Can’t WordPress update itself?

Technically, yes, but it’s too risky. While WordPress can be configured to keep its own core updated, it does not leverage any sort of test environment or safe-guarded process should something go awry. In order to ensure that our client websites don’t ever miss a beat, we use a workflow that leverages multiple environments for updating and testing before anything is pushed to the live website.

The right tools for the job

One of the benefits of hosting our WordPress sites at Pantheon is that our development team has a robust set of tools and workflows available to them. If you’ve heard of Pantheon, you may already know that they are a hosting platform that provides cutting-edge tools for managing WordPress and Drupal sites like a pro. What you may not know is that nearly every bit of functionality in their world can be invoked via a command line interface (CLI) called Terminus. Thanks to this scriptable interface, we can avoid assigning repetitive update tasks to our staff and instead craft automated scripts that perform the updates for us.

While Terminus runs updates and deploys changes through environments like a wizard, we still need a way to test and verify that our updates don’t impact the site’s appearance before updates are pushed to live. To perform this testing, we use PhantomJS (a headless CLI browser) to grab & compare screenshots.

Note: PhantomJS is no longer a maintained project & we plan on supplanting it in the near future.

Our update automation

Our automation is kicked off every night by a server in our network. It uses Terminus to grab a list of websites, checks each for available core updates, and applies them in the “development” environment. It then pushes the updated code from “development” to “test” and pulls content and files from “live” to “test.” This gives us a perfect situation to perform testing in, as both “test” and “live” will have the exact same content, but only “test” will have the updates applied. The script then invokes PhantomJS to grab screenshots of both “test” and “live” and compares them for pixel-accurate visual parity. If no discrepancies are found between the two versions of the site, the script considers the update okay to go live and makes a final code push from test to live. However, if any discrepancies are discovered, it will pause the process and send us a notification, so that we can take a closer look.

How much time does our automation save?
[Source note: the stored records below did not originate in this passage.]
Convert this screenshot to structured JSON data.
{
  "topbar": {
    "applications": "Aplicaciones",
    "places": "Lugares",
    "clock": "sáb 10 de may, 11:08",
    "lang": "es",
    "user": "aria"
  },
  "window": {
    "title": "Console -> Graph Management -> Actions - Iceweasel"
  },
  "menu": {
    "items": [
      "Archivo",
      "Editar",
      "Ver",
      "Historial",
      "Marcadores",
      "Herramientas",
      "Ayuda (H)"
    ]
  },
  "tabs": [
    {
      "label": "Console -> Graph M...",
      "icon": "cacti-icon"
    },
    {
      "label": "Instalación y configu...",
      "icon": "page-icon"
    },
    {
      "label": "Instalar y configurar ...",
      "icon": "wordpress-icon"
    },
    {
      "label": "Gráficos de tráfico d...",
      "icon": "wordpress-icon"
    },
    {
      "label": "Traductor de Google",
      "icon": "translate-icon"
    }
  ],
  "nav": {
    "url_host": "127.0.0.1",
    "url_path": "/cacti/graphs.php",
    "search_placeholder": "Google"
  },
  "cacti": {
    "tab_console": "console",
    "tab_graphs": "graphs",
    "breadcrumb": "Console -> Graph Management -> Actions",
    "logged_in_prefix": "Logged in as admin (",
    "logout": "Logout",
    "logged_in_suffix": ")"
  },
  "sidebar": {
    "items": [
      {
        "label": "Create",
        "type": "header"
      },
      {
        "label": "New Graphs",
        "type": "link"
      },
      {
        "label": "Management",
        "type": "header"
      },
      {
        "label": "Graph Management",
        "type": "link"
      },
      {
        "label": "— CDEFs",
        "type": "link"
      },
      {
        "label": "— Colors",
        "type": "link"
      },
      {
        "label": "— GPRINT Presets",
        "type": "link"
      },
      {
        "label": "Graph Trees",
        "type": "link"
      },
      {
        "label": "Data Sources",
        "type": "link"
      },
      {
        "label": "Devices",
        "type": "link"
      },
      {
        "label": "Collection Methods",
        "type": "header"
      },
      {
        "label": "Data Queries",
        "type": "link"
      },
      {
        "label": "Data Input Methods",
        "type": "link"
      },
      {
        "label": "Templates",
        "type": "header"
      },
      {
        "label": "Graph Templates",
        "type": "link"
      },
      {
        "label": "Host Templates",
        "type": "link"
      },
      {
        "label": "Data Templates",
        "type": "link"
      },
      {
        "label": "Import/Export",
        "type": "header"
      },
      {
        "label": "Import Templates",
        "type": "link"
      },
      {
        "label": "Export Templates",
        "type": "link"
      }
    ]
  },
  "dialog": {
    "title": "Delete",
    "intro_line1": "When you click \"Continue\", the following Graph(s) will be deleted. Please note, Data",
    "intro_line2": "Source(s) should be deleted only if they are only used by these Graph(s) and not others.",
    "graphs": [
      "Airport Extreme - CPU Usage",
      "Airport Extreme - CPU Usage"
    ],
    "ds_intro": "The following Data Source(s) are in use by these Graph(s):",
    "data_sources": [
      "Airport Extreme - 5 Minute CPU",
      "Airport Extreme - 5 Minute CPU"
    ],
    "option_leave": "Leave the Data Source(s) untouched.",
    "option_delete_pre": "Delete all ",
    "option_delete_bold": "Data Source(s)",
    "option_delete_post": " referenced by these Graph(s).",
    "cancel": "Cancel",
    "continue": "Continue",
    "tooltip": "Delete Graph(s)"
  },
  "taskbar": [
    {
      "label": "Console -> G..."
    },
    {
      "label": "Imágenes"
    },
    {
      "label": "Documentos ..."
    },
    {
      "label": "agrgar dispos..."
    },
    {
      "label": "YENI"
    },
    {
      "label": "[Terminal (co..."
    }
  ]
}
We know that our automation must be saving time, but how much time does it really? In 2017, there were 11 major and minor maintenance releases of WordPress (this excludes “release candidate” releases). We maintain 60+ websites, and it would take about 20 minutes to perform a safe and proper update using our agency workflow. If we add all that time up, we could have spent 223 human resource hours updating our client WordPress websites, just in 2017 alone. Instead, we spent about 30 minutes checking over the results of each of the 11 updates – or about 6 hours total. This means we saved well over 200 human resource hours last year – and that’s a lot of time! I mean, 200 hours is enough to complete a brand new website including meetings, design, development, content, and all.

Final thoughts

If you’re responsible for updating a large number of WordPress sites at once, automation and smart tools are your best friends. If you have a WordPress website that updates itself without any sort of staging or test step, proceed with caution and definitely consider stepping up your process. I love Pantheon fiercely as it fits our agency needs like a glove, but there are plenty of tools you can use and ways you can approach an automated WordPress mass-update. Just be sure to choose your tools and develop your automations with great care, have backup measures in place in case anything goes off, and enjoy finding other ways to invest the time you will save.